* Exercise aim
Only the lines containing the string "this" are needed; copy all of them from the listing.

* Supplied records
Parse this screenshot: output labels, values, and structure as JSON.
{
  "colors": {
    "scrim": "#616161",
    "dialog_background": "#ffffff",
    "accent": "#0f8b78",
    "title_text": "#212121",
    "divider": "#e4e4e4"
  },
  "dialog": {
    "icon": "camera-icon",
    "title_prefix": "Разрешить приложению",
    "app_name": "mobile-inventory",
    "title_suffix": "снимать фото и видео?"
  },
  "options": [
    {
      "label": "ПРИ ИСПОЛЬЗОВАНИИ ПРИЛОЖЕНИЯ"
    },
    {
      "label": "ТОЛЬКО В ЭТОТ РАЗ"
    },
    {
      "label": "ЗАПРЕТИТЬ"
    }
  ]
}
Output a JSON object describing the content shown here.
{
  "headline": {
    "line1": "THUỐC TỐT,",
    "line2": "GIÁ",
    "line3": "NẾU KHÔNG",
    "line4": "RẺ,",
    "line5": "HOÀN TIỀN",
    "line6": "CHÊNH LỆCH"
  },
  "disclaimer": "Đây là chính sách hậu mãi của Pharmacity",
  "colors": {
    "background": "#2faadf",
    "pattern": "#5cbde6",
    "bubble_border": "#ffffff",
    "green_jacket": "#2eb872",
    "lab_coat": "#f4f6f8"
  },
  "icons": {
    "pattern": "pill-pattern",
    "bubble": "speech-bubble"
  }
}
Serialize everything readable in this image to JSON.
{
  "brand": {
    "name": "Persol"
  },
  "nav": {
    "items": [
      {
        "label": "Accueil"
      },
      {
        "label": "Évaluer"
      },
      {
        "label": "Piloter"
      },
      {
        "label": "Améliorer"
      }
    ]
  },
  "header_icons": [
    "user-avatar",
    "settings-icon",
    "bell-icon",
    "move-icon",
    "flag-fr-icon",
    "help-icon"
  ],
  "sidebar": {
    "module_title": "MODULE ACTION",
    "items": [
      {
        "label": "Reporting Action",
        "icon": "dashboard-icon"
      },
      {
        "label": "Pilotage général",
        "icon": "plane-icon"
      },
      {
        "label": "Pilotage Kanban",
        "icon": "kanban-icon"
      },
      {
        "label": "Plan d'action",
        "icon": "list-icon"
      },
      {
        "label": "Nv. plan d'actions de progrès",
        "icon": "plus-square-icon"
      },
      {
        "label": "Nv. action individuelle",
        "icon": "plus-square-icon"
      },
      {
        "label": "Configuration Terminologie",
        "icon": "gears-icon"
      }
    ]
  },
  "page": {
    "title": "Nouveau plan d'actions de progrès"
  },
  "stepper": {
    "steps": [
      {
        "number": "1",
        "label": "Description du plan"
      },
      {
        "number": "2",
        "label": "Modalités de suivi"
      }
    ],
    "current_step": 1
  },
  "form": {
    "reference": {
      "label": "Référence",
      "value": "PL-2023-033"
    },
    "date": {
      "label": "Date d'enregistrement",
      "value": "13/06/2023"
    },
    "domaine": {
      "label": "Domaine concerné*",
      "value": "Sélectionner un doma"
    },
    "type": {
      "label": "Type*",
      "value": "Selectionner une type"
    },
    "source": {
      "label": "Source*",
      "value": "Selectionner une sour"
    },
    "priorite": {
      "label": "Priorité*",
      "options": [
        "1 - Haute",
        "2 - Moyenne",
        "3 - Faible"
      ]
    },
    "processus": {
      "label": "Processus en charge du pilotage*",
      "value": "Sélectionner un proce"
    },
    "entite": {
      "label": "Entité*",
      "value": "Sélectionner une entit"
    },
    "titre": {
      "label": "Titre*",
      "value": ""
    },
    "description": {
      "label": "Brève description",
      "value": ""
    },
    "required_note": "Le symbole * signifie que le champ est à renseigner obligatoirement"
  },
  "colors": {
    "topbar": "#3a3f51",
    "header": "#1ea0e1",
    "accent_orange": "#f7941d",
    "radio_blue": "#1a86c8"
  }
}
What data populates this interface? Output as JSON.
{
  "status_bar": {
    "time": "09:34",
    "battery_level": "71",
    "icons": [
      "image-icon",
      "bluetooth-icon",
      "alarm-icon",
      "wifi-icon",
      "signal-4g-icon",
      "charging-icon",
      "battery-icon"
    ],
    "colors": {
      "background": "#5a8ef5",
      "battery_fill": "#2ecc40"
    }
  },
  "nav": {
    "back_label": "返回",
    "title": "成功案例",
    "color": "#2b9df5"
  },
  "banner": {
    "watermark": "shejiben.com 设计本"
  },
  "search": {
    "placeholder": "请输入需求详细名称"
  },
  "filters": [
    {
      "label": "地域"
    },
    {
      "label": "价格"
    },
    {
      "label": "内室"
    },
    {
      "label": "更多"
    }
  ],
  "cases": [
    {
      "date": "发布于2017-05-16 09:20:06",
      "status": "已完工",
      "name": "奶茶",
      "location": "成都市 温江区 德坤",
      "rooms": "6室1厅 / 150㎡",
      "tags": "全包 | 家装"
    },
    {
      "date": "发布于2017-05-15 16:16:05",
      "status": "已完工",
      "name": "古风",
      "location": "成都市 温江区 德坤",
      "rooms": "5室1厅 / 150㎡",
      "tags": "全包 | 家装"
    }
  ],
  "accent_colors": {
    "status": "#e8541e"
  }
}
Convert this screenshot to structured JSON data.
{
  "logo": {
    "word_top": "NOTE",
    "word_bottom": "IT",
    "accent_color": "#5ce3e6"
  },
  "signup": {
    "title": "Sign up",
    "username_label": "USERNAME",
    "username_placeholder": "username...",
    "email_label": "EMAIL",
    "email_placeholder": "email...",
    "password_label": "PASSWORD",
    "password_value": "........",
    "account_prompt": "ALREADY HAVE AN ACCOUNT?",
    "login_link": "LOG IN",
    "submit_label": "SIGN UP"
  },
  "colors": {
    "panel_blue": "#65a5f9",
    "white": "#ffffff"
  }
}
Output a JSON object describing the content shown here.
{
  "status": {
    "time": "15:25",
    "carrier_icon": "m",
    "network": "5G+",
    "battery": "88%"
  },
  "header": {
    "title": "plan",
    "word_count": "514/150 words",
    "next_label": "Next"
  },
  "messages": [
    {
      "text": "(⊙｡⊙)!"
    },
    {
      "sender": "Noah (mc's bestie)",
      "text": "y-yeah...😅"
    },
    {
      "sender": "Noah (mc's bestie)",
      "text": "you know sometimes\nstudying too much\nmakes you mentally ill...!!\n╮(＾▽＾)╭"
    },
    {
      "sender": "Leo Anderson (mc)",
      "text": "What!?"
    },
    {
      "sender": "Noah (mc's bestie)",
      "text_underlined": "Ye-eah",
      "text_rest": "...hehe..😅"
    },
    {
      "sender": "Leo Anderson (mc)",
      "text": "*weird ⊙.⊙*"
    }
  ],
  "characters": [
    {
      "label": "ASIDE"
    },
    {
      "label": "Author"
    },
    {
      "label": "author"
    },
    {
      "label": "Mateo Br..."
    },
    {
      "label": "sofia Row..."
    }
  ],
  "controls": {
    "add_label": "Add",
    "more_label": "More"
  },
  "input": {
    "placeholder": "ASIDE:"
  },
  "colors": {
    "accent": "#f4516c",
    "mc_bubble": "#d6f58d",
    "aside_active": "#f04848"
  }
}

* Solution to the problem
Parse this screenshot: output labels, values, and structure as JSON.
Serialize everything readable in this image to JSON.
What data populates this interface? Output as JSON.
Convert this screenshot to structured JSON data.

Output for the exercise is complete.